Over 3,500 voices were heard throughout the process, with some 400 people in focus groups alone and more than 1,500 taking part in the online survey. “This was a process of connecting people together,” Waddell said. “Through dialogue -- that’s key. Going into a room and coming back out with a visioning plan isn’t key, it’s just talking.”

Transparency became a guiding principle during this dialogue and Buerke told attendees that all of the information they used -- from footage during the summits to the surveys used -- can be found online. They have also developed five blogs, one for each of the high schools, to give daily news about the campuses and programs. A newsletter is also available for subscription.

Which brings us to the present day. Not even one full year into his tenure as superintendent, Waddell now stands at a critical point. The project teams have nearly come to a consensus -- yes, that’s “nearly,” and consensus is a requirement. A few more meetings, a few more tweaks, and Waddell feels they will be ready for the next steps: taking the entire plan for the district before the community for forum events, and after that, receiving final approval from the school board.

John Horn talks about engaging students in higher levels of learning

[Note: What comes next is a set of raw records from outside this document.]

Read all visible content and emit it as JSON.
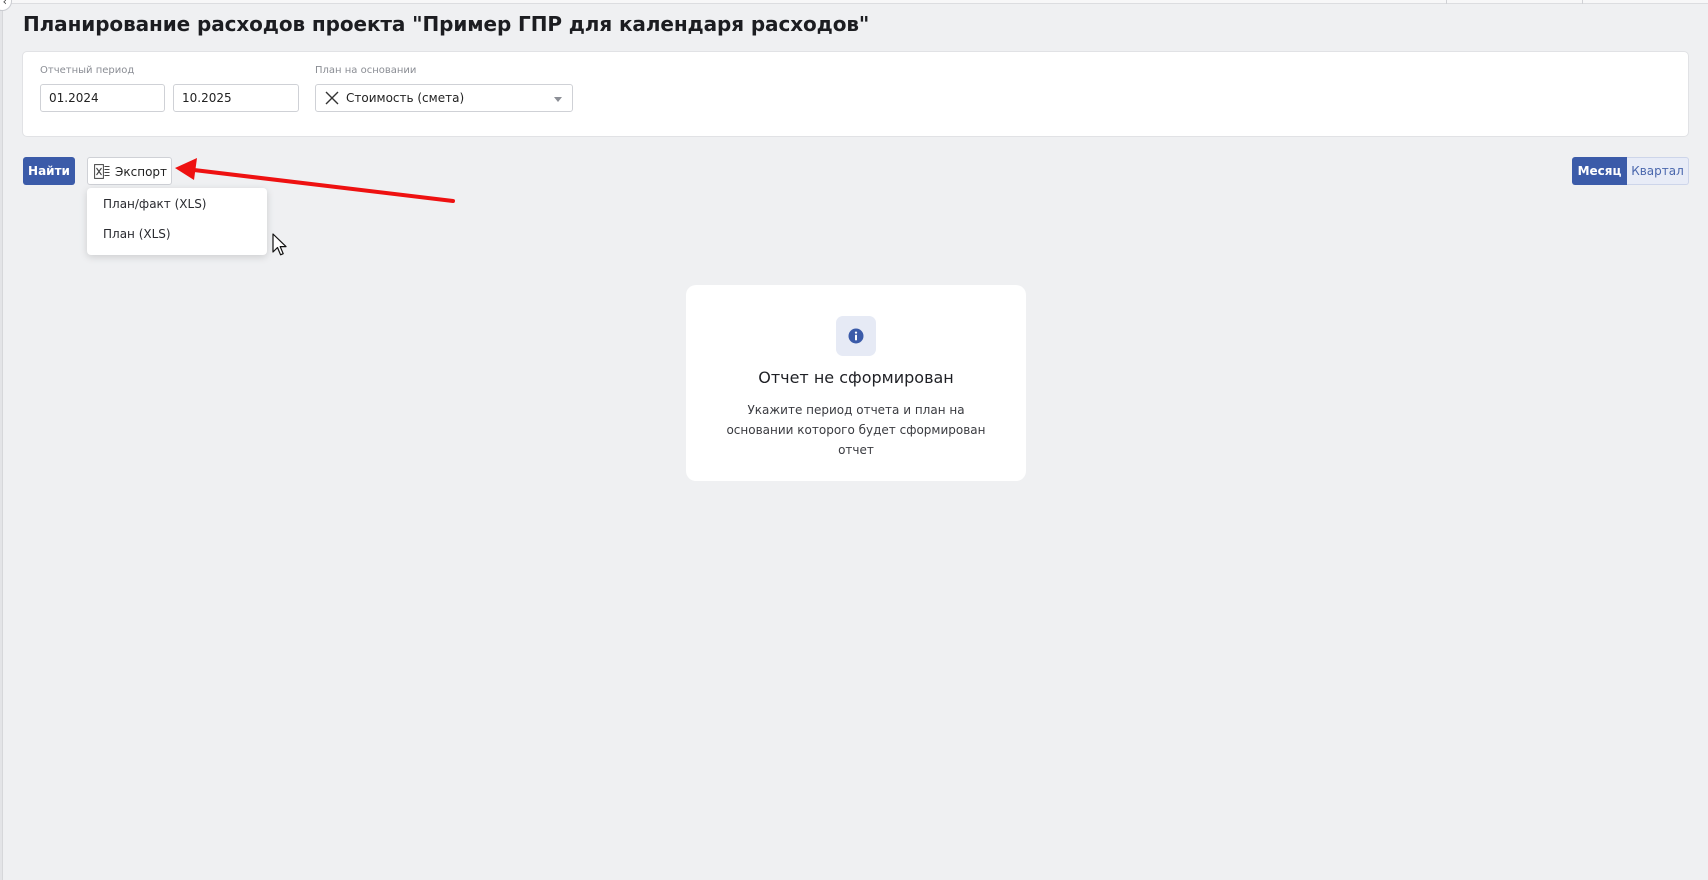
{
  "page": {
    "title": "Планирование расходов проекта \"Пример ГПР для календаря расходов\""
  },
  "filters": {
    "period_label": "Отчетный период",
    "period_from": "01.2024",
    "period_to": "10.2025",
    "plan_label": "План на основании",
    "plan_value": "Стоимость (смета)"
  },
  "actions": {
    "find_label": "Найти",
    "export_label": "Экспорт",
    "export_menu": [
      "План/факт (XLS)",
      "План (XLS)"
    ]
  },
  "view_toggle": {
    "month_label": "Месяц",
    "quarter_label": "Квартал",
    "selected": "Месяц"
  },
  "empty_state": {
    "title": "Отчет не сформирован",
    "description": "Укажите период отчета и план на основании которого будет сформирован отчет"
  },
  "colors": {
    "accent": "#3b5ba9",
    "annotation_arrow": "#ee1111",
    "background": "#eff0f2"
  },
  "icons": [
    "chevron-left-icon",
    "close-icon",
    "chevron-down-icon",
    "excel-icon",
    "info-icon",
    "mouse-cursor-icon"
  ]
}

This year’s TASA Midwinter conference lined up some excellent speakers.  I had the pleasure of sitting in on Dr. John Horn’s presentation “Engaging Students:  The Essential Strategy for Creating Higher Levels of Learning." 
Horn spent 15 years spent as superintendent of Mesquite ISD.  He was named superintendent of the year in 1995 and was chosen as one of the top five superintendents in Texas in 1993. In 1999, Horn was the recipient of the Golden Deeds for Education Award.  
Horn now works as a Senior Associate for the Schlechty Center.  The Schlechty Center partners with schools and school districts and focuses on enhancing student engagement and helping to transform schools into learning organizations.  
Horn believes in order to transform your school into a learning organization you must understand:
  • Why compliance is not enough
  • The role of student motivation in learning
  • The essential nature of designing student work that results in engagement
  • The importance of system transformation
  • The relation of this focus to the Texas Visioning Network
When students are engaged, they are attentive, persistent, and committed.  Students value and find meaning in the work and learn what they are expected to learn.  In order to engage students, you must find their motivation.  Why do students do the work they are asked to do?  How does why they do the work impact what they learn from the work?
In the Past
We worked on:
  • The kids
  • The teachers
  • The principals
  • The curriculum
In the Future
We must now focus on:
  • Working on the work we give students to get them engaged.
  • Working on the relationships we have with the students.
  • Working on the systems that support engagement. 
Redefine Your Core
Horn believes most schools need to redefine their core business. 
“Where we live today has us basing our core values as a factory organization instead of the learning organization,” he said.
Horn believes  “teaching just to compliance levels won’t work for our students.”  Students must learn past rote memory in order to reach profound learning, where learning is retained and can be applied.  
Horn has spent the past four years helping East Central ISD transform into a learning organization.  Dr. Patti Birney, assistant superintendent for ECISD, spoke on behalf of the work they are doing in her district. 
“Change is messy and engaging students is not easy,” she said.  Their teachers now design lessons for engagement and have seen a tremendous positive change in their schools.  
One of the most important things to take away from Horn’s message is to get to know your students.  Get to know the who, when trying to engage and motivate.  
You can contact John Horn at 972-965-7501 or for more information.  To read more about engaging your school, check out Phil Schlechty’s books